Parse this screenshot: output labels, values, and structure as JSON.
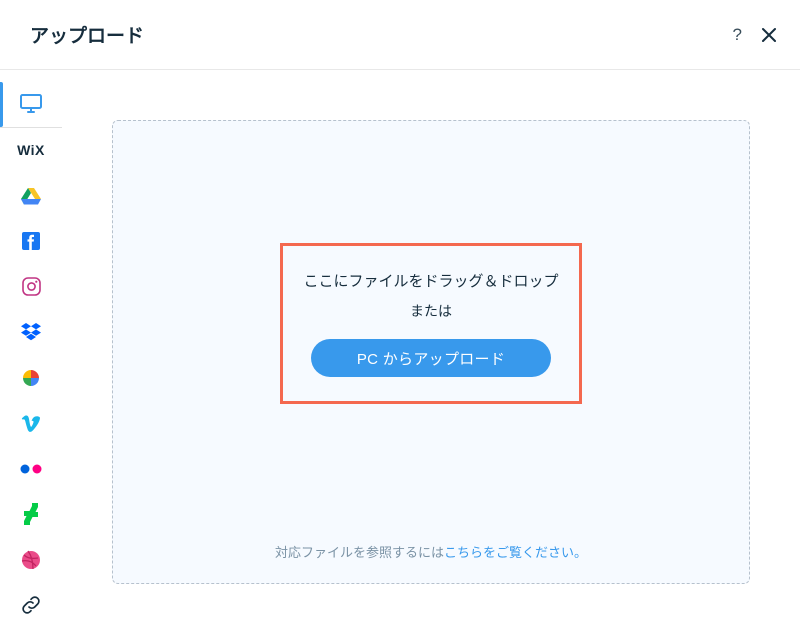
{
  "header": {
    "title": "アップロード",
    "help_icon": "?"
  },
  "sidebar": {
    "items": [
      {
        "name": "computer",
        "active": true
      },
      {
        "name": "wix"
      },
      {
        "name": "google-drive"
      },
      {
        "name": "facebook"
      },
      {
        "name": "instagram"
      },
      {
        "name": "dropbox"
      },
      {
        "name": "google-photos"
      },
      {
        "name": "vimeo"
      },
      {
        "name": "flickr"
      },
      {
        "name": "deviantart"
      },
      {
        "name": "dribbble"
      },
      {
        "name": "link"
      }
    ],
    "wix_label": "WiX"
  },
  "dropzone": {
    "drag_text": "ここにファイルをドラッグ＆ドロップ",
    "or_text": "または",
    "upload_label": "PC からアップロード"
  },
  "footer": {
    "plain": "対応ファイルを参照するには",
    "link": "こちらをご覧ください。"
  },
  "colors": {
    "accent": "#3899ec",
    "highlight_border": "#f4684f"
  }
}
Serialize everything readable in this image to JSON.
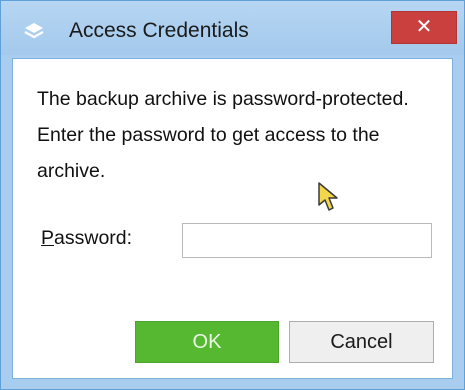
{
  "window": {
    "title": "Access Credentials",
    "close_label": "✕"
  },
  "dialog": {
    "message": "The backup archive is password-protected. Enter the password to get access to the archive.",
    "password_label_accel": "P",
    "password_label_rest": "assword:",
    "password_value": "",
    "ok_label": "OK",
    "cancel_label": "Cancel"
  },
  "icons": {
    "app": "layers-icon",
    "close": "close-icon",
    "cursor": "mouse-pointer-icon"
  },
  "colors": {
    "titlebar": "#a9cdee",
    "close_button": "#c9403f",
    "ok_button": "#55b830",
    "cancel_button": "#efefef"
  }
}
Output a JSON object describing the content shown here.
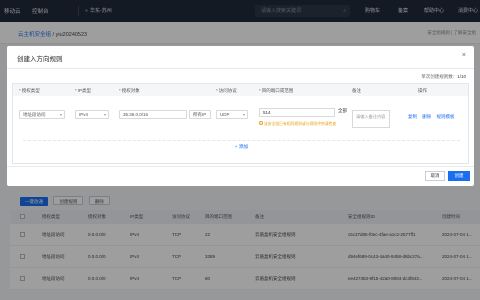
{
  "topbar": {
    "brand": "移动云",
    "console": "控制台",
    "region": "华东-苏州",
    "search_placeholder": "请输入搜索关键词",
    "nav": [
      "购物车",
      "备案",
      "帮助中心",
      "消费中心"
    ]
  },
  "breadcrumb": {
    "parent": "云主机安全组",
    "sep": " / ",
    "current": "yiu20240523"
  },
  "sub_right": "安全组规则 | 了解安全组",
  "modal": {
    "title": "创建入方向规则",
    "close": "×",
    "quota_label": "单次创建规则数：",
    "quota_value": "1/10",
    "columns": [
      "授权类型",
      "IP类型",
      "授权对象",
      "访问协议",
      "目的端口或范围",
      "备注",
      "操作"
    ],
    "row": {
      "auth_type": "地址段访问",
      "ip_type": "IPv4",
      "auth_object": "36.36.0.0/16",
      "object_kind": "所有IP",
      "protocol": "UDP",
      "ports": "514",
      "all_btn": "全部",
      "warning": "该安全组已有相同规则或与规则冲突请检查",
      "remark_placeholder": "请输入备注内容",
      "ops": [
        "复制",
        "删除",
        "规则模板"
      ]
    },
    "add_label": "+ 添加",
    "cancel_label": "取消",
    "ok_label": "创建"
  },
  "bg": {
    "buttons": [
      "一键放通",
      "创建规则",
      "删除"
    ],
    "headers": [
      "授权类型",
      "授权对象",
      "IP类型",
      "访问协议",
      "目的端口范围",
      "备注",
      "安全组规则ID",
      "创建时间"
    ],
    "rows": [
      {
        "auth": "地址段访问",
        "obj": "0.0.0.0/0",
        "ip": "IPv4",
        "proto": "TCP",
        "port": "22",
        "remark": "云盾盒机安全组规则",
        "id": "c5c37d85-f0ec-4fae-a1c2-2577ff1",
        "time": "2024-07-04 1..."
      },
      {
        "auth": "地址段访问",
        "obj": "0.0.0.0/0",
        "ip": "IPv4",
        "proto": "TCP",
        "port": "3389",
        "remark": "云盾盒机安全组规则",
        "id": "d94ef689-0c43-4a40-9458-d6bc27a...",
        "time": "2024-07-04 1..."
      },
      {
        "auth": "地址段访问",
        "obj": "0.0.0.0/0",
        "ip": "IPv4",
        "proto": "TCP",
        "port": "80",
        "remark": "云盾盒机安全组规则",
        "id": "ee427383-9f15-42a0-8084-dc3f843...",
        "time": "2024-07-04 1..."
      }
    ]
  },
  "colors": {
    "primary": "#1a6ff0",
    "warning": "#e8a317",
    "topbar": "#1f2a3a"
  }
}
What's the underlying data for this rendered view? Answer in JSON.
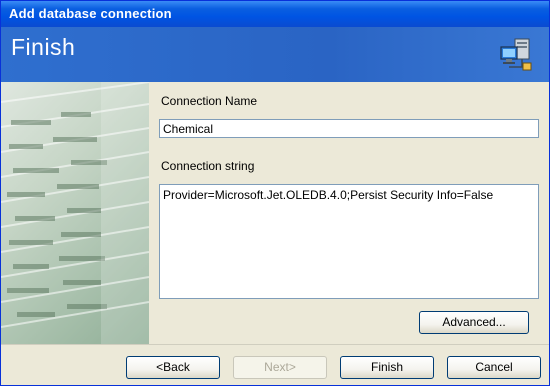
{
  "window": {
    "title": "Add database connection"
  },
  "banner": {
    "title": "Finish",
    "icon": "network-computers-icon"
  },
  "form": {
    "connection_name_label": "Connection Name",
    "connection_name_value": "Chemical",
    "connection_string_label": "Connection string",
    "connection_string_value": "Provider=Microsoft.Jet.OLEDB.4.0;Persist Security Info=False"
  },
  "buttons": {
    "advanced": "Advanced...",
    "back": "<Back",
    "next": "Next>",
    "finish": "Finish",
    "cancel": "Cancel"
  },
  "colors": {
    "titlebar": "#0054e3",
    "banner": "#2f6fcf",
    "dialog_bg": "#ece9d8",
    "button_border": "#003c74"
  }
}
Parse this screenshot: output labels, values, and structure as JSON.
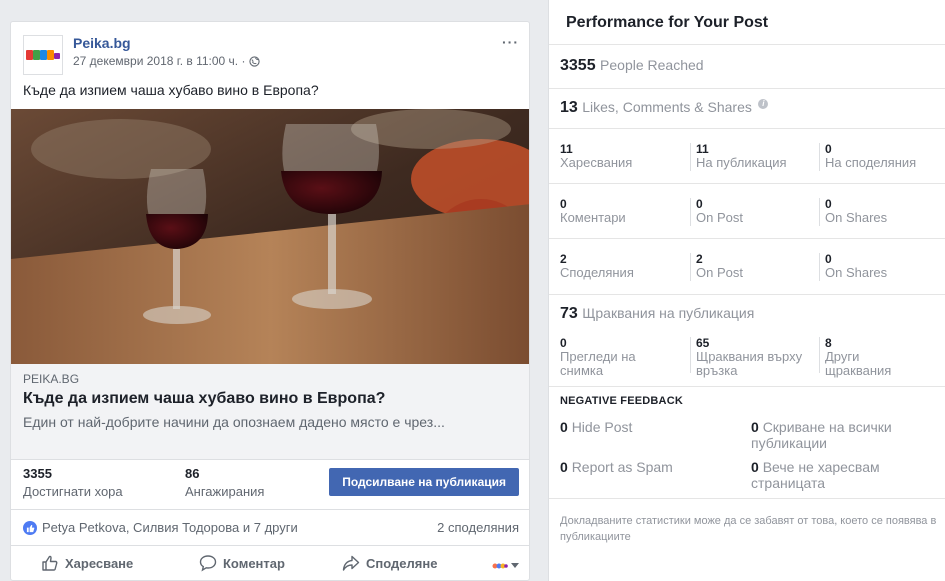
{
  "post": {
    "page_name": "Peika.bg",
    "timestamp": "27 декември 2018 г. в 11:00 ч. ·",
    "text": "Къде да изпием чаша хубаво вино в Европа?",
    "more_icon": "···",
    "link": {
      "domain": "PEIKA.BG",
      "title": "Къде да изпием чаша хубаво вино в Европа?",
      "description": "Един от най-добрите начини да опознаем дадено място е чрез..."
    },
    "stats": {
      "reached_value": "3355",
      "reached_label": "Достигнати хора",
      "engagements_value": "86",
      "engagements_label": "Ангажирания",
      "boost_label": "Подсилване на публикация"
    },
    "reactions": {
      "reactors": "Petya Petkova, Силвия Тодорова и 7 други",
      "shares": "2 споделяния"
    },
    "actions": {
      "like": "Харесване",
      "comment": "Коментар",
      "share": "Споделяне"
    }
  },
  "performance": {
    "title": "Performance for Your Post",
    "reach_value": "3355",
    "reach_label": "People Reached",
    "engagement_value": "13",
    "engagement_label": "Likes, Comments & Shares",
    "likes_row": [
      {
        "value": "11",
        "label": "Харесвания"
      },
      {
        "value": "11",
        "label": "На публикация"
      },
      {
        "value": "0",
        "label": "На споделяния"
      }
    ],
    "comments_row": [
      {
        "value": "0",
        "label": "Коментари"
      },
      {
        "value": "0",
        "label": "On Post"
      },
      {
        "value": "0",
        "label": "On Shares"
      }
    ],
    "shares_row": [
      {
        "value": "2",
        "label": "Споделяния"
      },
      {
        "value": "2",
        "label": "On Post"
      },
      {
        "value": "0",
        "label": "On Shares"
      }
    ],
    "clicks_value": "73",
    "clicks_label": "Щраквания на публикация",
    "clicks_row": [
      {
        "value": "0",
        "label": "Прегледи на снимка"
      },
      {
        "value": "65",
        "label": "Щраквания върху връзка"
      },
      {
        "value": "8",
        "label": "Други щраквания"
      }
    ],
    "negative": {
      "title": "NEGATIVE FEEDBACK",
      "hide_post_value": "0",
      "hide_post_label": "Hide Post",
      "hide_all_value": "0",
      "hide_all_label": "Скриване на всички публикации",
      "spam_value": "0",
      "spam_label": "Report as Spam",
      "unlike_value": "0",
      "unlike_label": "Вече не харесвам страницата"
    },
    "footnote": "Докладваните статистики може да се забавят от това, което се появява в публикациите"
  },
  "colors": {
    "brand_blue": "#4267b2",
    "link_blue": "#365899",
    "muted_text": "#90949c"
  }
}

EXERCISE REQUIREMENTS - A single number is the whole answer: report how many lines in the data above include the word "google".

ANSWER TO THIS TASK - 2